Source data
Segment Open

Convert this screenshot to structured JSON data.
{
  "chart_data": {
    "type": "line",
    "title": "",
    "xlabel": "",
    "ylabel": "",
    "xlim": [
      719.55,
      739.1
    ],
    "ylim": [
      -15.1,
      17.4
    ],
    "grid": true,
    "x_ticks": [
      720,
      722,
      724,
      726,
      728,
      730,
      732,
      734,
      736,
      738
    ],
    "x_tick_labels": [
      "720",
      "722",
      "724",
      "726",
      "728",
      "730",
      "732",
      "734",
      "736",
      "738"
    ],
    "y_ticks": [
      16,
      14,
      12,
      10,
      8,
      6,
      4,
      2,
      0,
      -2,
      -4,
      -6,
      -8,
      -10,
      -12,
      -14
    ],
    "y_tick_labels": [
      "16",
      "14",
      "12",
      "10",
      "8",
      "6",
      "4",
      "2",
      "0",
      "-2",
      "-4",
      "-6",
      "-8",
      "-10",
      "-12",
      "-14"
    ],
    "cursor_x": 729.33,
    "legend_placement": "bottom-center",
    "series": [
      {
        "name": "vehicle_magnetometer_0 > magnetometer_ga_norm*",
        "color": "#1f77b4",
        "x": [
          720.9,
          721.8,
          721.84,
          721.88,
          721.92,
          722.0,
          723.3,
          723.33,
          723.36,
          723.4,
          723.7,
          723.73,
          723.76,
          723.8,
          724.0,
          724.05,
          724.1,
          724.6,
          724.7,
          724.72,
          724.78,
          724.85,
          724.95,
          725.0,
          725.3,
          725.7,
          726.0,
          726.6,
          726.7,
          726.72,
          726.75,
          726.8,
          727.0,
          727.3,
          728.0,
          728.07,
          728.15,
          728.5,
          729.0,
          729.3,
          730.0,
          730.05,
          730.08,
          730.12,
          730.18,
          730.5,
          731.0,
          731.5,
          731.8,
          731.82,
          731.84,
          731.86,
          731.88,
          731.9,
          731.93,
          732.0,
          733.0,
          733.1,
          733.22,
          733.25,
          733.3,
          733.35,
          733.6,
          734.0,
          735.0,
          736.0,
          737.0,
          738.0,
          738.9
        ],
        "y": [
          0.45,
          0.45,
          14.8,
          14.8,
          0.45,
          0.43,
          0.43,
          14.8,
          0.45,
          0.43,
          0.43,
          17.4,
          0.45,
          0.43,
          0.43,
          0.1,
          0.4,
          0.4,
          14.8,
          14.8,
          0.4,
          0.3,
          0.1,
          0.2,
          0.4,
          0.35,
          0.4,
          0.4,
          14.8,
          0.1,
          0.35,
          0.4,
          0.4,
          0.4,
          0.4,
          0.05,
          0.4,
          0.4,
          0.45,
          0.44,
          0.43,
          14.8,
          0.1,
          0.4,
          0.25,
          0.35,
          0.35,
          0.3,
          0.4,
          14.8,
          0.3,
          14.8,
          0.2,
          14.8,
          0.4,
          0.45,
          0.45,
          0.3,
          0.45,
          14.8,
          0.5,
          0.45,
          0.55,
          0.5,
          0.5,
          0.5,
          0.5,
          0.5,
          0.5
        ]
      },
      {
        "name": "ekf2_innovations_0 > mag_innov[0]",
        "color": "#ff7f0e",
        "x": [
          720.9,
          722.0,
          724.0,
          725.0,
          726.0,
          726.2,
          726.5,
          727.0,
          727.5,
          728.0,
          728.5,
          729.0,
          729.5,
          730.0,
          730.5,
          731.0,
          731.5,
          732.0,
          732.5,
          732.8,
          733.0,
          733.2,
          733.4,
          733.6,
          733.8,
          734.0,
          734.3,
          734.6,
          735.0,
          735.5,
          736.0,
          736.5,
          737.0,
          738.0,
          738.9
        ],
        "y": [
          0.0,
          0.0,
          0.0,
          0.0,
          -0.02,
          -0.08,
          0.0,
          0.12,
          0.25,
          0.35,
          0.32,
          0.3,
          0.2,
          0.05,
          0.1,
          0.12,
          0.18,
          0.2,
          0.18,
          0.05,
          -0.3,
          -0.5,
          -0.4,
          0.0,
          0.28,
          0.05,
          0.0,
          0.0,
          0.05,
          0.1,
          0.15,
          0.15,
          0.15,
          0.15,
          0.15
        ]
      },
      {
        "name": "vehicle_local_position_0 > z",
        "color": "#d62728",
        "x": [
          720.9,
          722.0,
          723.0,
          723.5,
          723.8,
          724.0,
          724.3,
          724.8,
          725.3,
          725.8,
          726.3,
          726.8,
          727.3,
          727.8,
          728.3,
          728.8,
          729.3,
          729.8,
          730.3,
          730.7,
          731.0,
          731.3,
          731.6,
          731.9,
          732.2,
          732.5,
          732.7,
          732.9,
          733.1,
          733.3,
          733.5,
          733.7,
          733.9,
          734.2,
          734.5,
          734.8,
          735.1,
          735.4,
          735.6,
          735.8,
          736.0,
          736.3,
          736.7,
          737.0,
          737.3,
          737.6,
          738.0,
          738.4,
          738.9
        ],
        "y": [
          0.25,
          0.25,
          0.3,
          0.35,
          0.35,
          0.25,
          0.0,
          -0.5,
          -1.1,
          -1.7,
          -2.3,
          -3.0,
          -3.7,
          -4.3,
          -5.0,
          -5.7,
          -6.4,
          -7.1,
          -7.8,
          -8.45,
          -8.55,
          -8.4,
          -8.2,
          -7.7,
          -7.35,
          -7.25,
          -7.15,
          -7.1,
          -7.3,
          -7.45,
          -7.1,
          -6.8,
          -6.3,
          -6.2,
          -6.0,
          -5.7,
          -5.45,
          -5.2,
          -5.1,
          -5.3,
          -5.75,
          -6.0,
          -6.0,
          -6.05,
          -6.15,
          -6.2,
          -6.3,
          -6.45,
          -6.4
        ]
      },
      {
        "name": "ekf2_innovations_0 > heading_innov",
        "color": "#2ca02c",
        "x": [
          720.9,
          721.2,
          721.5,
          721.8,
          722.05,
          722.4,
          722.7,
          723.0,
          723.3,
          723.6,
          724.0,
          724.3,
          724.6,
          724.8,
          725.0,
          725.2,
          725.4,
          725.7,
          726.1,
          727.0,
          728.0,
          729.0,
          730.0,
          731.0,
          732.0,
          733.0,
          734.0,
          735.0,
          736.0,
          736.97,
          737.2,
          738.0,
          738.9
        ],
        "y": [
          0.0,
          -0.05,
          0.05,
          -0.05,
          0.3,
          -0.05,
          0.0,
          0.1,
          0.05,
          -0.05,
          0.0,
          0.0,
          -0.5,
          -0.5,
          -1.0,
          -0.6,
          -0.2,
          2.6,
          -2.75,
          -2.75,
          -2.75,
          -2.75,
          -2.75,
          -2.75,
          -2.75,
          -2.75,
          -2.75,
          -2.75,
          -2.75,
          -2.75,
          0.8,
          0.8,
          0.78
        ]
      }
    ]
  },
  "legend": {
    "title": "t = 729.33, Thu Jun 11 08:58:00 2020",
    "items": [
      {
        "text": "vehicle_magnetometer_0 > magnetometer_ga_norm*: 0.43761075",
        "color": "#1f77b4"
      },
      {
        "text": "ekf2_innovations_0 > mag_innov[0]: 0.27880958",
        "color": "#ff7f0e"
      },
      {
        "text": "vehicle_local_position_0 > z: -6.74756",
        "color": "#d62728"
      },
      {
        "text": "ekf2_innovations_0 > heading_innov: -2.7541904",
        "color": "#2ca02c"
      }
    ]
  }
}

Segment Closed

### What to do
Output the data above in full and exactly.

### Output below
Convert this screenshot to structured JSON data.
{
  "chart_data": {
    "type": "line",
    "title": "",
    "xlabel": "",
    "ylabel": "",
    "xlim": [
      719.55,
      739.1
    ],
    "ylim": [
      -15.1,
      17.4
    ],
    "grid": true,
    "x_ticks": [
      720,
      722,
      724,
      726,
      728,
      730,
      732,
      734,
      736,
      738
    ],
    "x_tick_labels": [
      "720",
      "722",
      "724",
      "726",
      "728",
      "730",
      "732",
      "734",
      "736",
      "738"
    ],
    "y_ticks": [
      16,
      14,
      12,
      10,
      8,
      6,
      4,
      2,
      0,
      -2,
      -4,
      -6,
      -8,
      -10,
      -12,
      -14
    ],
    "y_tick_labels": [
      "16",
      "14",
      "12",
      "10",
      "8",
      "6",
      "4",
      "2",
      "0",
      "-2",
      "-4",
      "-6",
      "-8",
      "-10",
      "-12",
      "-14"
    ],
    "cursor_x": 729.33,
    "legend_placement": "bottom-center",
    "series": [
      {
        "name": "vehicle_magnetometer_0 > magnetometer_ga_norm*",
        "color": "#1f77b4",
        "x": [
          720.9,
          721.8,
          721.84,
          721.88,
          721.92,
          722.0,
          723.3,
          723.33,
          723.36,
          723.4,
          723.7,
          723.73,
          723.76,
          723.8,
          724.0,
          724.05,
          724.1,
          724.6,
          724.7,
          724.72,
          724.78,
          724.85,
          724.95,
          725.0,
          725.3,
          725.7,
          726.0,
          726.6,
          726.7,
          726.72,
          726.75,
          726.8,
          727.0,
          727.3,
          728.0,
          728.07,
          728.15,
          728.5,
          729.0,
          729.3,
          730.0,
          730.05,
          730.08,
          730.12,
          730.18,
          730.5,
          731.0,
          731.5,
          731.8,
          731.82,
          731.84,
          731.86,
          731.88,
          731.9,
          731.93,
          732.0,
          733.0,
          733.1,
          733.22,
          733.25,
          733.3,
          733.35,
          733.6,
          734.0,
          735.0,
          736.0,
          737.0,
          738.0,
          738.9
        ],
        "y": [
          0.45,
          0.45,
          14.8,
          14.8,
          0.45,
          0.43,
          0.43,
          14.8,
          0.45,
          0.43,
          0.43,
          17.4,
          0.45,
          0.43,
          0.43,
          0.1,
          0.4,
          0.4,
          14.8,
          14.8,
          0.4,
          0.3,
          0.1,
          0.2,
          0.4,
          0.35,
          0.4,
          0.4,
          14.8,
          0.1,
          0.35,
          0.4,
          0.4,
          0.4,
          0.4,
          0.05,
          0.4,
          0.4,
          0.45,
          0.44,
          0.43,
          14.8,
          0.1,
          0.4,
          0.25,
          0.35,
          0.35,
          0.3,
          0.4,
          14.8,
          0.3,
          14.8,
          0.2,
          14.8,
          0.4,
          0.45,
          0.45,
          0.3,
          0.45,
          14.8,
          0.5,
          0.45,
          0.55,
          0.5,
          0.5,
          0.5,
          0.5,
          0.5,
          0.5
        ]
      },
      {
        "name": "ekf2_innovations_0 > mag_innov[0]",
        "color": "#ff7f0e",
        "x": [
          720.9,
          722.0,
          724.0,
          725.0,
          726.0,
          726.2,
          726.5,
          727.0,
          727.5,
          728.0,
          728.5,
          729.0,
          729.5,
          730.0,
          730.5,
          731.0,
          731.5,
          732.0,
          732.5,
          732.8,
          733.0,
          733.2,
          733.4,
          733.6,
          733.8,
          734.0,
          734.3,
          734.6,
          735.0,
          735.5,
          736.0,
          736.5,
          737.0,
          738.0,
          738.9
        ],
        "y": [
          0.0,
          0.0,
          0.0,
          0.0,
          -0.02,
          -0.08,
          0.0,
          0.12,
          0.25,
          0.35,
          0.32,
          0.3,
          0.2,
          0.05,
          0.1,
          0.12,
          0.18,
          0.2,
          0.18,
          0.05,
          -0.3,
          -0.5,
          -0.4,
          0.0,
          0.28,
          0.05,
          0.0,
          0.0,
          0.05,
          0.1,
          0.15,
          0.15,
          0.15,
          0.15,
          0.15
        ]
      },
      {
        "name": "vehicle_local_position_0 > z",
        "color": "#d62728",
        "x": [
          720.9,
          722.0,
          723.0,
          723.5,
          723.8,
          724.0,
          724.3,
          724.8,
          725.3,
          725.8,
          726.3,
          726.8,
          727.3,
          727.8,
          728.3,
          728.8,
          729.3,
          729.8,
          730.3,
          730.7,
          731.0,
          731.3,
          731.6,
          731.9,
          732.2,
          732.5,
          732.7,
          732.9,
          733.1,
          733.3,
          733.5,
          733.7,
          733.9,
          734.2,
          734.5,
          734.8,
          735.1,
          735.4,
          735.6,
          735.8,
          736.0,
          736.3,
          736.7,
          737.0,
          737.3,
          737.6,
          738.0,
          738.4,
          738.9
        ],
        "y": [
          0.25,
          0.25,
          0.3,
          0.35,
          0.35,
          0.25,
          0.0,
          -0.5,
          -1.1,
          -1.7,
          -2.3,
          -3.0,
          -3.7,
          -4.3,
          -5.0,
          -5.7,
          -6.4,
          -7.1,
          -7.8,
          -8.45,
          -8.55,
          -8.4,
          -8.2,
          -7.7,
          -7.35,
          -7.25,
          -7.15,
          -7.1,
          -7.3,
          -7.45,
          -7.1,
          -6.8,
          -6.3,
          -6.2,
          -6.0,
          -5.7,
          -5.45,
          -5.2,
          -5.1,
          -5.3,
          -5.75,
          -6.0,
          -6.0,
          -6.05,
          -6.15,
          -6.2,
          -6.3,
          -6.45,
          -6.4
        ]
      },
      {
        "name": "ekf2_innovations_0 > heading_innov",
        "color": "#2ca02c",
        "x": [
          720.9,
          721.2,
          721.5,
          721.8,
          722.05,
          722.4,
          722.7,
          723.0,
          723.3,
          723.6,
          724.0,
          724.3,
          724.6,
          724.8,
          725.0,
          725.2,
          725.4,
          725.7,
          726.1,
          727.0,
          728.0,
          729.0,
          730.0,
          731.0,
          732.0,
          733.0,
          734.0,
          735.0,
          736.0,
          736.97,
          737.2,
          738.0,
          738.9
        ],
        "y": [
          0.0,
          -0.05,
          0.05,
          -0.05,
          0.3,
          -0.05,
          0.0,
          0.1,
          0.05,
          -0.05,
          0.0,
          0.0,
          -0.5,
          -0.5,
          -1.0,
          -0.6,
          -0.2,
          2.6,
          -2.75,
          -2.75,
          -2.75,
          -2.75,
          -2.75,
          -2.75,
          -2.75,
          -2.75,
          -2.75,
          -2.75,
          -2.75,
          -2.75,
          0.8,
          0.8,
          0.78
        ]
      }
    ]
  },
  "legend": {
    "title": "t = 729.33, Thu Jun 11 08:58:00 2020",
    "items": [
      {
        "text": "vehicle_magnetometer_0 > magnetometer_ga_norm*: 0.43761075",
        "color": "#1f77b4"
      },
      {
        "text": "ekf2_innovations_0 > mag_innov[0]: 0.27880958",
        "color": "#ff7f0e"
      },
      {
        "text": "vehicle_local_position_0 > z: -6.74756",
        "color": "#d62728"
      },
      {
        "text": "ekf2_innovations_0 > heading_innov: -2.7541904",
        "color": "#2ca02c"
      }
    ]
  }
}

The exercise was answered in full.